Celebrating women in conservation: Vanessa Cárdenas

Vanessa Cardenas

“Helping build a conservationist movement that is inclusive of the US Latino community is a priority for me, our work on Climatico aims to do that and I look forward to the day when the Pan-American Latino family work hand in hand on a regional agenda to face climate change.”

Vanessa Cárdenas
Director, Latino outreach

What I do for nature

I work with national and local Latino organizations and leaders to create the space and dialogue for action around climate change between US Latinos and their countries of origin as part of WWF’s Climático. Today’s climate impacts are serious, but there is still time to avoid the most severe dangers ahead. By preparing local communities, helping ecosystems adapt to rapid change, and reducing the pollution from dirty energy and unsustainable forest and food systems we can build a better future for all.

Why I do it
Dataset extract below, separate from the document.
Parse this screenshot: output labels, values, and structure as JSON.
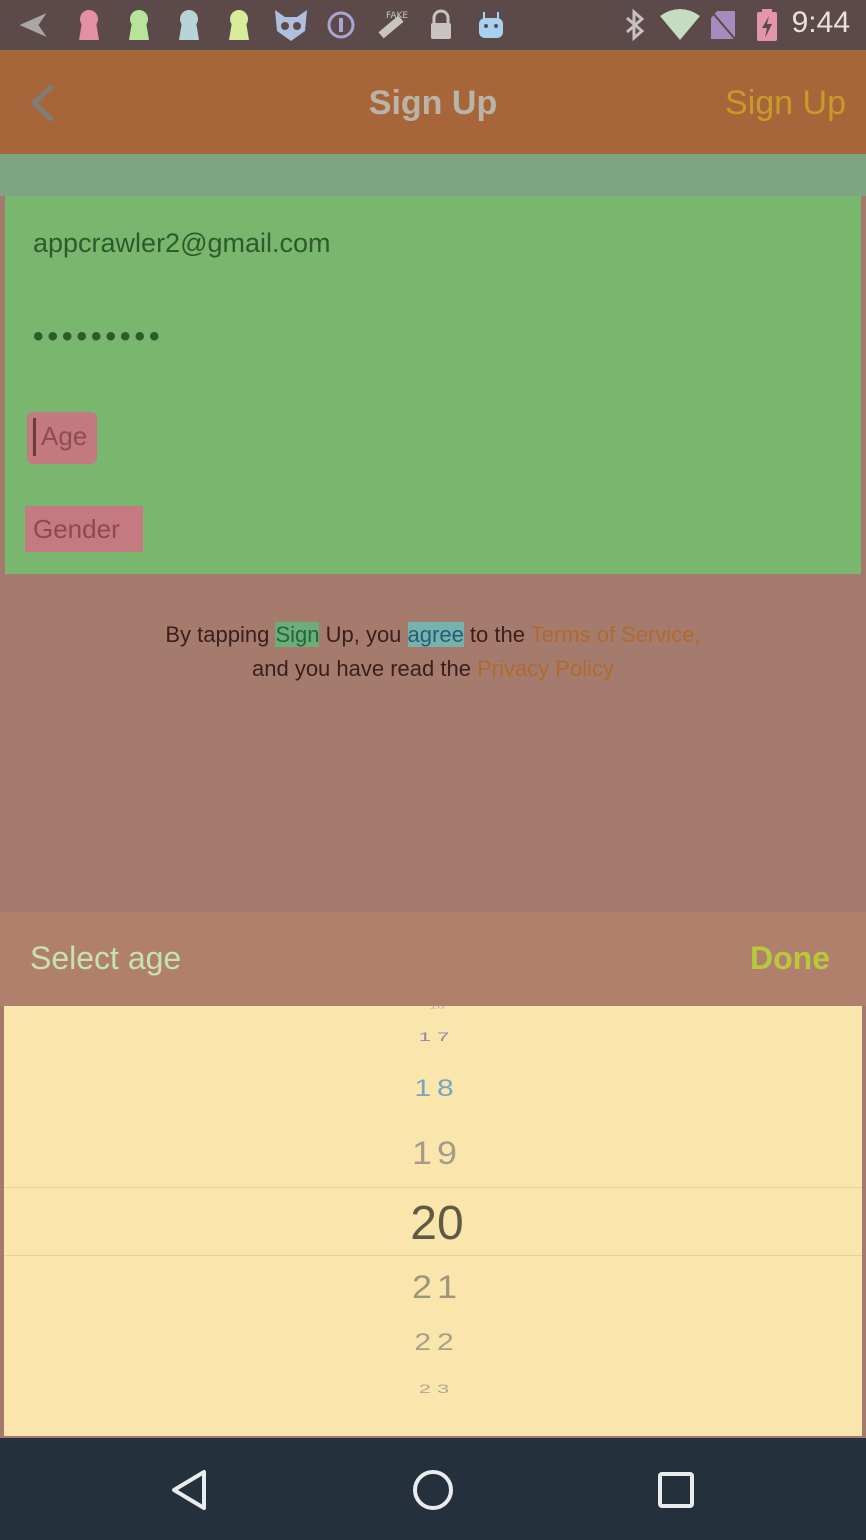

My best childhood memories are spending time outdoors. By US standards we were poor, but we were rich in nature. I spent countless hours atop a fig tree in my grandma’s yard, balancing on its vigorous branches to pluck the velvety fruit. Once I had my fill, I exchanged them with plumbs or apples from my neighbor’s yard. When not eating fruit, I was taking rhinoceros beetles off our corn plants or collecting roses from the yard. Walking to school meant crisscrossing lettuce, onions and potato fields and jumping over creeks lined with calla lily flowers.
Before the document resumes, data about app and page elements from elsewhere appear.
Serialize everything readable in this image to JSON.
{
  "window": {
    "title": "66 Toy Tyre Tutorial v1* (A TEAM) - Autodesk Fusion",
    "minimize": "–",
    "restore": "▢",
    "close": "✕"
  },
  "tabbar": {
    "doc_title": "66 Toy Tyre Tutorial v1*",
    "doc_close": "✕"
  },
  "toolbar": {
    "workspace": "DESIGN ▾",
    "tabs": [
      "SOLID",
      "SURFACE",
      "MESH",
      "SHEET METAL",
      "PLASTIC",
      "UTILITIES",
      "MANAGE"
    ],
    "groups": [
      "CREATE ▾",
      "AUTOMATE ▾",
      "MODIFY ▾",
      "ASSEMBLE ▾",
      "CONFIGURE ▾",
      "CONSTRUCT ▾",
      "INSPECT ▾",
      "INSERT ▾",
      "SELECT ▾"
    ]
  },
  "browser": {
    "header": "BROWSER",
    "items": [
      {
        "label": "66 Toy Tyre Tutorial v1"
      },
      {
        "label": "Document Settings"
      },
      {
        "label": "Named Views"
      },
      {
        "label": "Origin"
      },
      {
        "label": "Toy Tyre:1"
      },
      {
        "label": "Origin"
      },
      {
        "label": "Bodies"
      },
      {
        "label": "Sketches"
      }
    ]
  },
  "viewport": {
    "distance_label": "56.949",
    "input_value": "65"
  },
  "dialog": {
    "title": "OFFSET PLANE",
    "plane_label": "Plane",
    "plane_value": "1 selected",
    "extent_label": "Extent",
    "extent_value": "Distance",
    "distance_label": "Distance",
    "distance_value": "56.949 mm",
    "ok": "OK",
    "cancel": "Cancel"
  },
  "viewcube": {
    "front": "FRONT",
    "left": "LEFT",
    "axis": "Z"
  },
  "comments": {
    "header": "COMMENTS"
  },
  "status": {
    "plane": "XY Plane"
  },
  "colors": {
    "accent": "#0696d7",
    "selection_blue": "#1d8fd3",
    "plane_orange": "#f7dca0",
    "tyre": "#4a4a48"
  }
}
Years later I found myself living in a suburb of Washington, DC. The apartment complex where my immigrant family lived included rows and rows of buildings which looked exactly the same, surrounded by concrete parking lots. The few trees around were not for climbing; the patches of green grass had warning signs to keep off them; and the most succulent fruits were usually found at grocery stores we couldn’t afford.

What does that have to do with my work today? Nowadays nature and its bounty have become a privilege for some while others are being displaced, getting sick, and losing jobs due to environmental degradation and contamination. And this is happening not just in developing countries, but also here in the US. For example, Hispanic children are 40 percent more likely to die from asthma than non-Hispanic whites due to living in highly polluted cities.

That is why my work with WWF’s Climatico project is so important to me. Activating Latino communities in the US to influence environmental policy to improve their livelihoods in the US and in their countries of origin is paramount.

US Latinos, by virtue of their deep connections to the land and their countries of origin understand the threats we face as our natural resources are depleted globally. I am thankful for the childhood that I had. While I did not possess material things, I was able to grow healthy and free. Every kid deserves the same, regardless of where they live.